    If I lose....I lose...you have to be prepared to accept that this chasing
    Mona Lisa's approach will needlessly lose a few games but sometimes
    the stunt works. On other occasions you find you are right your combo is spot on.

    Defending is the less experienced players weak spot.
    They miss threats or see threats which are not there.

    Just today Game 12588169 a player resigned v me
    in a position I would gladly have and expect to win.


    White resigned!
  4. Subscriber thaughbaer
    Duckfinder General
    20 Feb '18 09:07
    Originally posted by @greenpawn34

    White resigned!
    I suspect because he didn't calculate beyond the loss of his queen. It's much more fun to have open attacking positions.
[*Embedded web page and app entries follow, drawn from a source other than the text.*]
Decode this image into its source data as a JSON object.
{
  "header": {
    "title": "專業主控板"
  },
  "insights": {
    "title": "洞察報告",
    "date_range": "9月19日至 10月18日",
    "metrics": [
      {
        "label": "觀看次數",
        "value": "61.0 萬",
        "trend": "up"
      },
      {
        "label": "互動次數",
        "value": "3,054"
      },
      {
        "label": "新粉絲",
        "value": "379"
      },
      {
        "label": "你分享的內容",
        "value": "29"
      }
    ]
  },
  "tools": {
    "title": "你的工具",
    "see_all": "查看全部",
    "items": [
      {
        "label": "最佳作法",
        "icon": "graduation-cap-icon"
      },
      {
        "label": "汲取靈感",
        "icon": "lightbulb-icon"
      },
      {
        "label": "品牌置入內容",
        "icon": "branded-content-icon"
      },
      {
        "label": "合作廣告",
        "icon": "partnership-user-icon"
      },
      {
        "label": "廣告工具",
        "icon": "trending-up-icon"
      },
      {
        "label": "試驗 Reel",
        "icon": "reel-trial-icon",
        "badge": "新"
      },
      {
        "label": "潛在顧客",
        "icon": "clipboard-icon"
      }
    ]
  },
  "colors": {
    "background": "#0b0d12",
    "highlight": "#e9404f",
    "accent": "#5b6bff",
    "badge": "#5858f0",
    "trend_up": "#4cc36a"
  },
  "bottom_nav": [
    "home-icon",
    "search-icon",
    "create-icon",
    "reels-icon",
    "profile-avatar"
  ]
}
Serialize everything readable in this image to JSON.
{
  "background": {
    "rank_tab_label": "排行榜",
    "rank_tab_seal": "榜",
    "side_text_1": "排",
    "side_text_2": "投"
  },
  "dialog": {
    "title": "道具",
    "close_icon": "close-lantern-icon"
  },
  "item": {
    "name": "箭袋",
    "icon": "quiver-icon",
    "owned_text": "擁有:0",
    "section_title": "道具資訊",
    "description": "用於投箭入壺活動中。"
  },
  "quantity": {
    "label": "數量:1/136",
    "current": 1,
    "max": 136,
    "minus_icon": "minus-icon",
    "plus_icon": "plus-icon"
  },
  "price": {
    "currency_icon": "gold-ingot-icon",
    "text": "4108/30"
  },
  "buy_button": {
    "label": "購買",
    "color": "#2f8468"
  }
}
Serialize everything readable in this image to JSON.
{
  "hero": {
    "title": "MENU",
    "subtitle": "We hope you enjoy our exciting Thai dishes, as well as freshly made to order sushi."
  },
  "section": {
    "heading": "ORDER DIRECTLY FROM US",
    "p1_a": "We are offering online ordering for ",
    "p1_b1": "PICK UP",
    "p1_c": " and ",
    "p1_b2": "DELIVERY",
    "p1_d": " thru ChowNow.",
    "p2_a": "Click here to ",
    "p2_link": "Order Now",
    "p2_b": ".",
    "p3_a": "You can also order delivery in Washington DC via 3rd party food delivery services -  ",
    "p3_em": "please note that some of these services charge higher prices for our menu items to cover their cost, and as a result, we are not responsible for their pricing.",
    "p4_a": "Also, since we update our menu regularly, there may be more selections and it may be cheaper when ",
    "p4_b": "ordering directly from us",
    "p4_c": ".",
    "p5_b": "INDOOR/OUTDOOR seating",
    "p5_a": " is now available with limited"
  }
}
Although I don't play much here at the moment.. sometimes.. to my embarrassment in this thread.. I have thought "what would GP do ?". Goddammit you've even got me playing the Danish in one game.
  5. Subscriber Marinkatomb
    wotagr8game
    20 Feb '18 11:35
    White was resourceful giving up the Queen. Good game
  6. 20 Feb '18 13:31
    Yes I got myself into a holy mess that game.



    I grumbled like a bear with a sore head playing Bc8 here (to stop Qd5+ and Qxb7)
    I toyed with idea of Bg6 and if Qd5+ Qxb7 then Be8 and Bc6 which wins the Queen
    if takes the Rook. but that just looked great for him. I was very lucky here.
  7. Subscriber mchill
    Independent
    20 Feb '18 15:30
    Originally posted by @greenpawn34
    Hi mchill,

    I did not calculate that out. I 'smelt' something was there.
    (this nudge you get when know something is on - be it sound or unsound
    will come with experience. Weaker players actually think more than stronger players
    because stronger players know when a deep think is needed)

    I did not sit there and calculate it was one of them positio ...[text shortened]... pect to win.

    [fen]5r1k/1p4p1/6rp/8/2PRP1q1/1N2Q3/PP3PKP/5R2 w - - 0 27[/fen]
    White resigned!
    JMHO - I don't think this is a flaw at all. I've read material from GM's and IM's who say similar things, and suspect the instinct you have for winning lines comes from pattern recognition, and this is a result of years of experience and study. Don't worry about this "flaw" of yours my friend, it reminds me of one of my favorite quotes:

    Here's to the crazy ones, the misfits, the rebels, the troublemakers, the round pegs in the square holes... the ones who see things differently -- they're not fond of rules... You can quote them, disagree with them, glorify or vilify them, but the only thing you can't do is ignore them because they change things... they push the human race forward, and while some may see them as the crazy ones, we see genius, because the ones who are crazy enough to think that they can change the world, are the ones who do.

    -Steve Jobs
    1955-2011
  8. 20 Feb '18 17:30
    If my 1...b6 worked and was 100% sound then I take the genius title.

    But I was fully aware it and the whole concept was unsound and yet I played it.

    Let us stick to chess when using quotes.

    "Wilfully playing an opening in which you know you should be worse with
    best play is tantamount to walking around with a culpable character defect."

    Jonathan Rowson, pager 38. 'Chess for Tigers."

    Although not an opening move, my 1...b6 move fits that description.
  9. Subscriber Marinkatomb
    wotagr8game
    21 Feb '18 08:58
    Originally posted by @mchill
    JMHO - I don't think this is a flaw at all. I've read material from GM's and IM's who say similar things, and suspect the instinct you have for winning lines comes from pattern recognition, and this is a result of years of experience and study. Don't worry about this "flaw" of yours my friend, it reminds me of one of my favorite quotes:

    Here's to the craz ...[text shortened]... enough to think that they can change the world, are the ones who do.

    -Steve Jobs
    1955-2011
    I agree to a point. IMO, the strongest players see these lines, but the strongest have the self control to turn them down when a simpler advantage is possible.
  10. 21 Feb '18 21:39
    Beware of gp bearing gifts.
  11. Standard member Gambrel
    BoomShaLakLakBoom
    24 Feb '18 15:42
    My biggest flaw in chess and life is I crave adventure and excitement. I can play boring positional games, but prefer to either attack or defend in exciting tactical wars.